- "5 Urban Design Proposals for 3D City Farms". Weburbanist.com. March 24, 2008. Retrieved December 21, 2009.
- The Building of the Upper West Side = New York Magazine – May 21, 2005
- David J. Framberger and Joan R. Olshansky (July 1979). "National Register of Historic Places Registration: Ansonia Hotel". New York State Office of Parks, Recreation and Historic Preservation. Retrieved March 25, 2011. See also: "Accompanying nine photos".
- The City, From Wartime Grit to Modern Soullessness, New YOrk Times, Jan 29, 2010, 
- Fons, Mary K. (September 2005). "Inside the Ansonia". The Cooperator. Retrieved 2007-12-02.
- Gaines, Steven (2005). The Sky's the Limit: Passion and Property in Manhattan. New York: Little, Brown and Company. p. 197. ISBN 0-316-60851-3.
- Golubski, Suzanne; Kappstatter, Bob. "Swinging doors shut: City probe KO's Plato's". Daily News. Retrieved 2007-11-08.
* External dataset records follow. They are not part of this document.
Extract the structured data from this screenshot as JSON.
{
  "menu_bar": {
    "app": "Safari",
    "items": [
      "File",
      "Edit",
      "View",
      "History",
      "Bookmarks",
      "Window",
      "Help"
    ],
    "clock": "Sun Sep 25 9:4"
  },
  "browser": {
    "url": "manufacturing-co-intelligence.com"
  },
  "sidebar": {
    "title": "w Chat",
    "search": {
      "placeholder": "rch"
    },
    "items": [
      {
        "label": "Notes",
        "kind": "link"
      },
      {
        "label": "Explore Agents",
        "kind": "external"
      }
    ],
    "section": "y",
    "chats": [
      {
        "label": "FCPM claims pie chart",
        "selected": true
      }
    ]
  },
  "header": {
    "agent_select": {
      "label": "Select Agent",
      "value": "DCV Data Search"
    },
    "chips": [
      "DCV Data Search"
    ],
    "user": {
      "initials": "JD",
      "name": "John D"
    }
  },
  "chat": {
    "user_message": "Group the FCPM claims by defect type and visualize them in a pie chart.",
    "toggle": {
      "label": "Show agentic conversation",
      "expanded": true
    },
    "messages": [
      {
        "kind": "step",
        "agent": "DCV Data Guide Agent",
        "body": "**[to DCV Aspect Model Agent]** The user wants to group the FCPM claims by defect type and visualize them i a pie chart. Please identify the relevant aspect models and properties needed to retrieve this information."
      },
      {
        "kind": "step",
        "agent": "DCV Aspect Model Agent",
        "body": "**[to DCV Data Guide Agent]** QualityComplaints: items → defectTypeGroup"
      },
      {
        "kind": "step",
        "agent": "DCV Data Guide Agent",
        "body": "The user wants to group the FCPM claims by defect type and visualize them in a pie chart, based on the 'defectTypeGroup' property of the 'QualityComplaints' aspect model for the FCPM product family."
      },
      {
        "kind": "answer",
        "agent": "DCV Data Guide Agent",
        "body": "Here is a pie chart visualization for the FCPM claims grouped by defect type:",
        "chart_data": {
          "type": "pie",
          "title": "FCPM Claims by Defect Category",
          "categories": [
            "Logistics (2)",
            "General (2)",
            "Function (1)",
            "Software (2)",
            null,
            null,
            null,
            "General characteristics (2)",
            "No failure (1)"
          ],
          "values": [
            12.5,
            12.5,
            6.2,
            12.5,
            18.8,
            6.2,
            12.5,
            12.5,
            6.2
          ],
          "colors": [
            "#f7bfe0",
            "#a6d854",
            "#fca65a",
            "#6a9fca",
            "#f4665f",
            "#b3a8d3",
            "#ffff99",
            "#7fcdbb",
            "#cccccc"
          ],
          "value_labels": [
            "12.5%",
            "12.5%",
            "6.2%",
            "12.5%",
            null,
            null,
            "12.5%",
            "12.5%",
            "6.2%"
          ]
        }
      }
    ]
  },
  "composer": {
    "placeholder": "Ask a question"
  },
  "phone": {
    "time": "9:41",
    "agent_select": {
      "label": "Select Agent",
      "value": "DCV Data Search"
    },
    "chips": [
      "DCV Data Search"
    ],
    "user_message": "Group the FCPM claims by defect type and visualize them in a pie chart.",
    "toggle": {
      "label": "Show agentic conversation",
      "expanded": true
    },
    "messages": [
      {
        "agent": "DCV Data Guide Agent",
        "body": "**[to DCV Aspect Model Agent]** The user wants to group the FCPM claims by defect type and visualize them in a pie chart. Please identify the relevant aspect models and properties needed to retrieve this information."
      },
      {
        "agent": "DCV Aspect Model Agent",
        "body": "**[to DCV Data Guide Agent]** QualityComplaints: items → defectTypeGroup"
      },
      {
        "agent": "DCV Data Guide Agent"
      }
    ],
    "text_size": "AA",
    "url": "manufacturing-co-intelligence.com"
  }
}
- "TWO ADMIT BLACKMAIL.; Buda Godman and Man Held in $10,000 Ball". The New York Times. November 9, 1916. Retrieved May 25, 2010.
- McLaren, A. (2002). Sexual blackmail: A modern history. Cambridge, Mass.:Harvard University Press. p.90
- James, M. (1943). Biography of a business, 1792–1942: Insurance Company of North America. Indianapolis: Bobbs-Merrill. p.299
- name="Willie Sutton's Arrests">Sutton, Willie. "Willie Sutton's Arrests". www.williesutton.com. Retrieved July 17, 2013.
- Hunter, Stephen (April 13, 2007). "'Perfect Stranger': Not Thrilled To Meet You". The Washington Post. Retrieved May 25, 2010.
- Ekizian, John (August 19, 2012). "Iconic Ansonia stars in '666 Park Ave'". New York Post. Retrieved October 2, 2012.
- Documentary film Elusive Muse, by Anne Belle
- Peter Salwen, Upper West Side Story: A History and Guide (New York City: Abbeville Press, 1989), p. 142. ISBN 1558594299.
|Wikimedia Commons has media related to The Ansonia.|
- History and pictures The City Review.com
- Steven Gaines, "The Building of the Upper West Side," New York Magazine, May 21, 2005.
- Mary K. Fons, "Inside the Ansonia, A New York Classic," The Cooperator, September 2005.